The Lincolnshire Economy
The County Council elections in Lincolnshire are taking place not only against the backdrop of a pandemic but also after a decade of Tory austerity measures. Those cuts in public spending have particularly hit our local economy as well as the funding of the NHS and Local Government services. Cut’s in public spending have weakened the foundations of our society. It has stripped communities of jobs and essential services and led to 1 in 5 children in Lincolnshire now living in poverty. Meanwhile the current Tory County Council sits on millions of pounds of unallocated funding.
The State of the Lincolnshire Economy
2020 figures for average wages in Lincolnshire show a variation between £26,100 a year in the Boston area and at £26,100 a year and £33,600 a year in South Kesteven – Grantham, Stamford and Bourne whilst the figure for Lincoln was £30,600. Nationally the average wage was £38,600. In short, Lincolnshire is a low wage economy with relatively few high skilled, high waged jobs and something needs doing about that.
Labour’s Response: The Economy and the Environment
Upskilling will be a critical part of a post-covid recovery and everyone in Lincolnshire should be able to participate. That is not the case at the moment. Labour, by its very name, is best placed to create jobs that stimulate economic recovery.

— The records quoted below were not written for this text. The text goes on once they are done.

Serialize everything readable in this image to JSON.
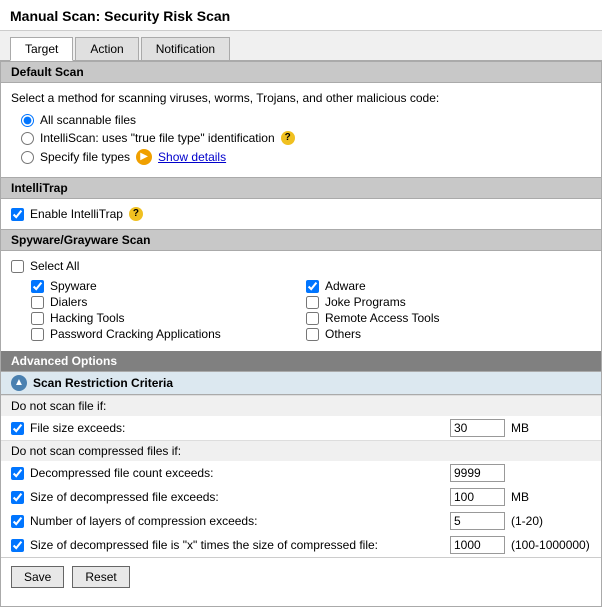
{
  "page": {
    "title": "Manual Scan: Security Risk Scan",
    "tabs": [
      {
        "label": "Target",
        "active": true
      },
      {
        "label": "Action",
        "active": false
      },
      {
        "label": "Notification",
        "active": false
      }
    ]
  },
  "default_scan": {
    "header": "Default Scan",
    "description": "Select a method for scanning viruses, worms, Trojans, and other malicious code:",
    "options": [
      {
        "label": "All scannable files",
        "selected": true
      },
      {
        "label": "IntelliScan: uses \"true file type\" identification",
        "selected": false
      },
      {
        "label": "Specify file types",
        "selected": false
      }
    ],
    "show_details_label": "Show details"
  },
  "intellitrap": {
    "header": "IntelliTrap",
    "enable_label": "Enable IntelliTrap",
    "enabled": true
  },
  "spyware": {
    "header": "Spyware/Grayware Scan",
    "select_all_label": "Select All",
    "select_all_checked": false,
    "items_left": [
      {
        "label": "Spyware",
        "checked": true
      },
      {
        "label": "Dialers",
        "checked": false
      },
      {
        "label": "Hacking Tools",
        "checked": false
      },
      {
        "label": "Password Cracking Applications",
        "checked": false
      }
    ],
    "items_right": [
      {
        "label": "Adware",
        "checked": true
      },
      {
        "label": "Joke Programs",
        "checked": false
      },
      {
        "label": "Remote Access Tools",
        "checked": false
      },
      {
        "label": "Others",
        "checked": false
      }
    ]
  },
  "advanced_options": {
    "header": "Advanced Options",
    "scan_restriction": {
      "header": "Scan Restriction Criteria",
      "do_not_scan_label": "Do not scan file if:",
      "file_size_label": "File size exceeds:",
      "file_size_value": "30",
      "file_size_unit": "MB",
      "file_size_checked": true,
      "do_not_scan_compressed_label": "Do not scan compressed files if:",
      "compressed_rows": [
        {
          "label": "Decompressed file count exceeds:",
          "value": "9999",
          "unit": "",
          "checked": true
        },
        {
          "label": "Size of decompressed file exceeds:",
          "value": "100",
          "unit": "MB",
          "checked": true
        },
        {
          "label": "Number of layers of compression exceeds:",
          "value": "5",
          "unit": "(1-20)",
          "checked": true
        },
        {
          "label": "Size of decompressed file is \"x\" times the size of compressed file:",
          "value": "1000",
          "unit": "(100-1000000)",
          "checked": true
        }
      ]
    }
  },
  "footer": {
    "save_label": "Save",
    "reset_label": "Reset"
  }
}
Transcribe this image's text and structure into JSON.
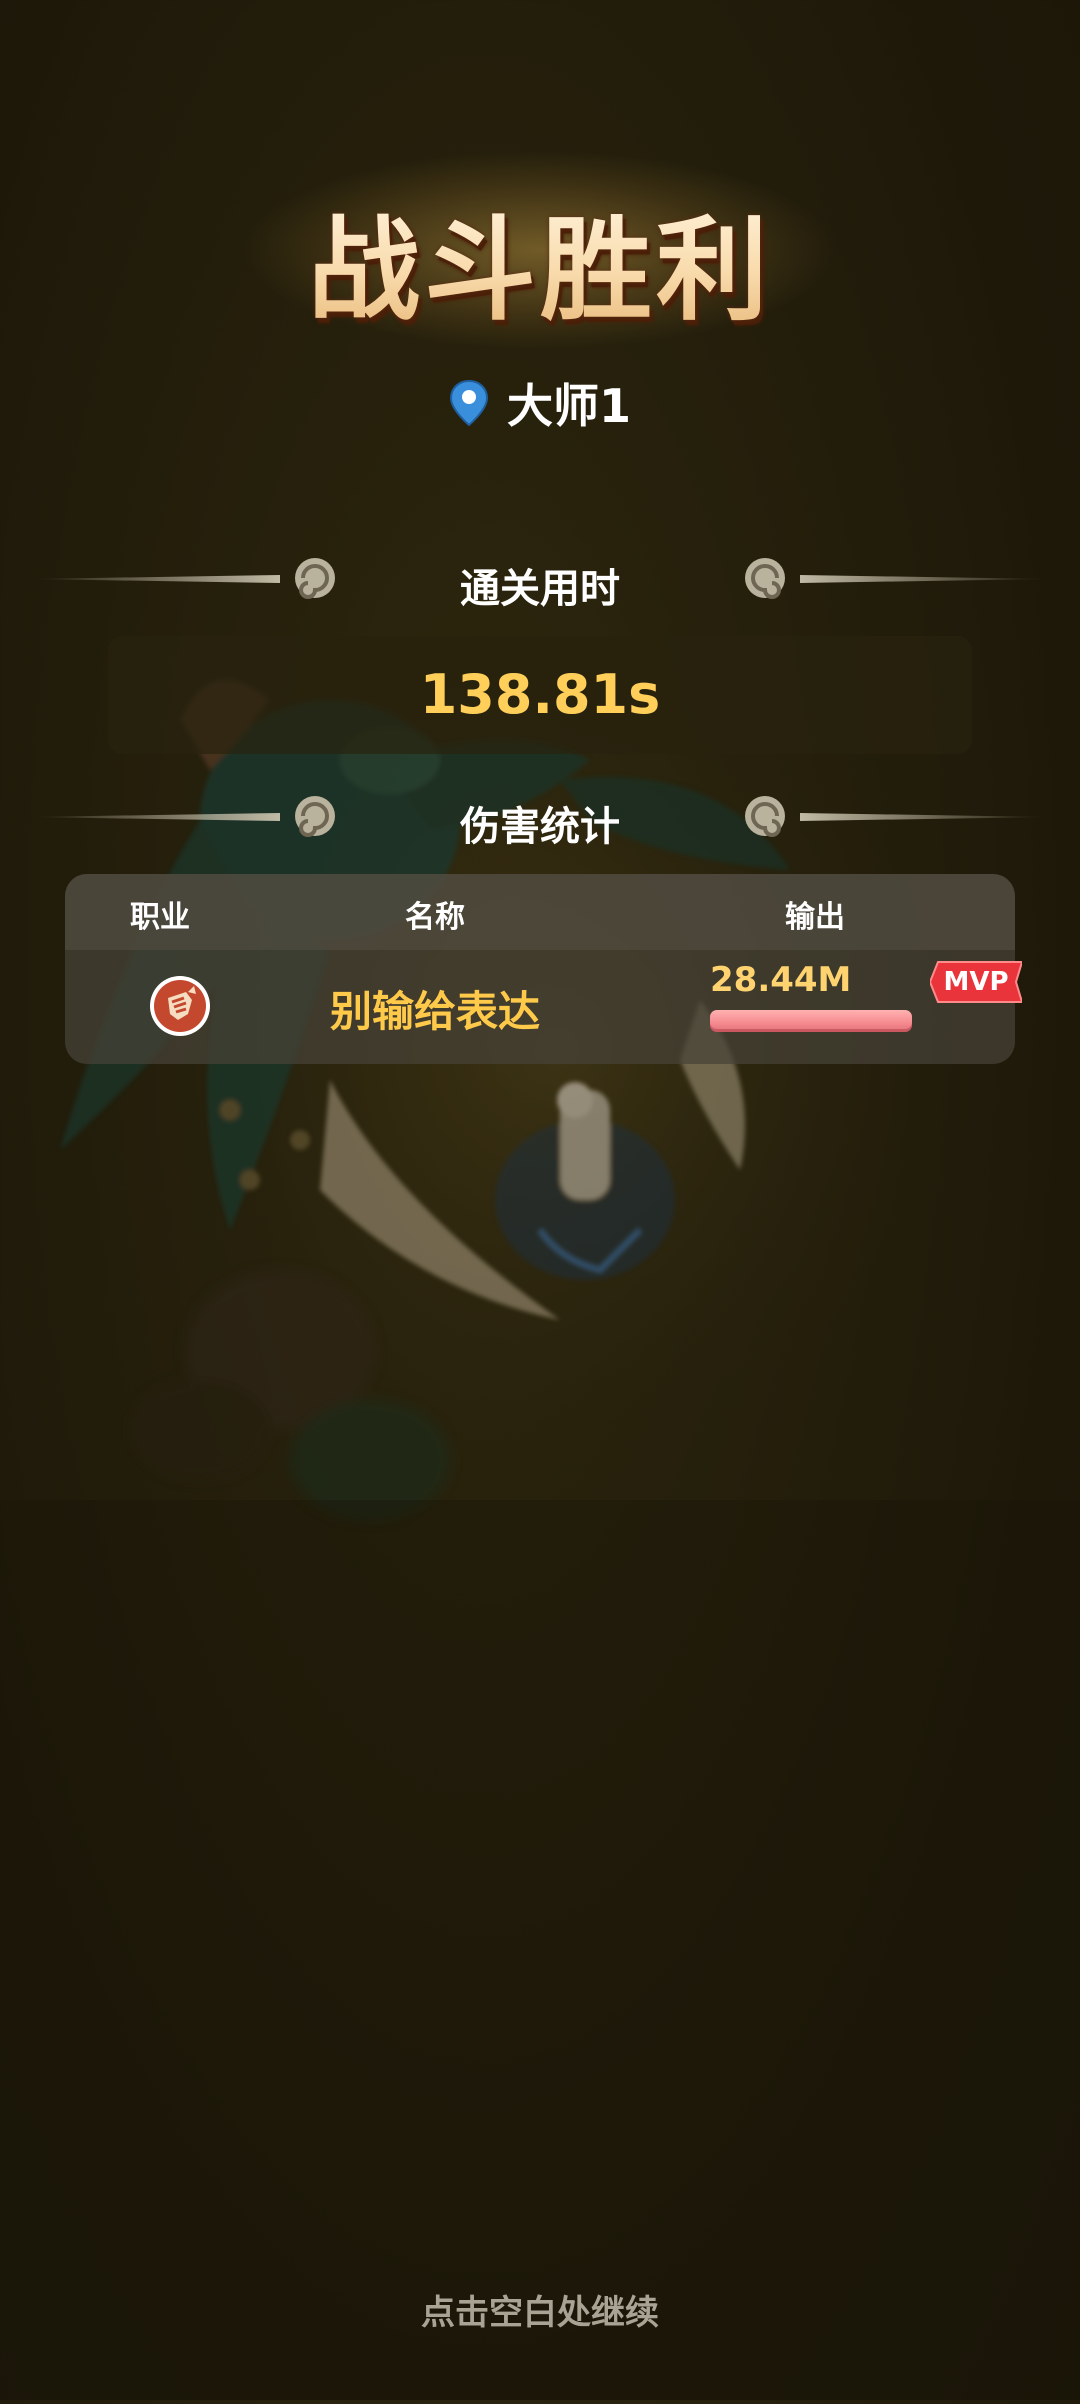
{
  "result": {
    "title": "战斗胜利",
    "stage_label": "大师1",
    "stage_icon": "location-pin-icon"
  },
  "clear_time": {
    "header": "通关用时",
    "value": "138.81s"
  },
  "damage_stats": {
    "header": "伤害统计",
    "columns": {
      "class": "职业",
      "name": "名称",
      "output": "输出"
    },
    "rows": [
      {
        "class_icon": "fist-class-icon",
        "name": "别输给表达",
        "output": "28.44M",
        "output_share": 1.0,
        "badge": "MVP"
      }
    ]
  },
  "footer": {
    "hint": "点击空白处继续"
  },
  "colors": {
    "title": "#fde9c6",
    "accent_gold": "#ffc94a",
    "mvp_red": "#e8343a",
    "bar_pink": "#f58a8f",
    "background": "#2c2710"
  }
}
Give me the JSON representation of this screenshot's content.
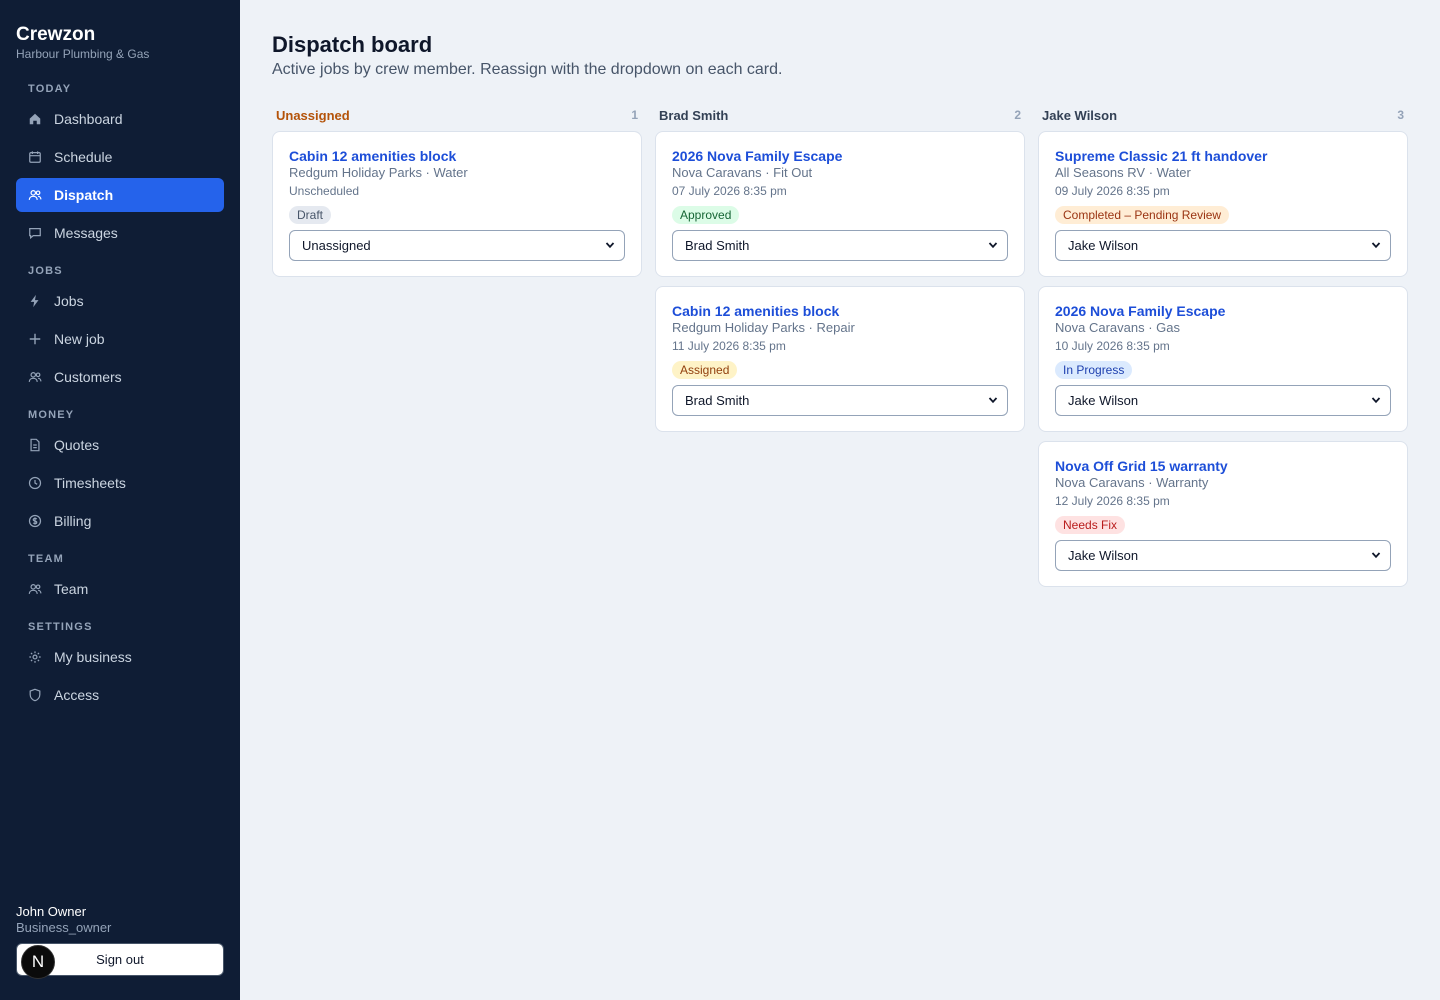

To do this we will work more effectively with local, national and international business, the Greater Lincolnshire Local Enterprise Partnership, our Universities, Colleges and Schools as well as Trade Unions to stimulate more job opportunities for our residents. We recognise that our coastal towns – Boston, Skegness and Mablethorpe – particularly need more help and we will press government to do more to support these local economies.
Labour County Councillor’s will also put green initiatives at the heart of our economic recovery. In doing so we will seek to involve all parts of the Lincolnshire community and at the same time focus on delivering good quality, skilled jobs that pay a living wage. Our ambition is for Lincolnshire County Council to become Carbon Neutral by 2030, a policy objective which we have already put before Council. Sadly, the Conservatives preferred to vote against 2030 and preferred the later date of 2050 which is where it stands at the moment. We all want to see that decision reversed.
The County Council election on May 6th represents a choice between continued, deliberate Tory led decline or a revitalised local Labour economy that enables better opportunities for all.
Every year whilst in opposition Labour County Councillors have put forward an alternative budget that would have promoted more and better paid jobs and alleviated hardship for thousands of Lincolnshire residents, yet the Tories continually reject our proposals outright.
Voting Labour on May 6th will bring practical, common-sense thinking to how the Lincolnshire economy is run and our environment protected
Portfolio Holder for Customer Experience and Review
City of Lincoln Council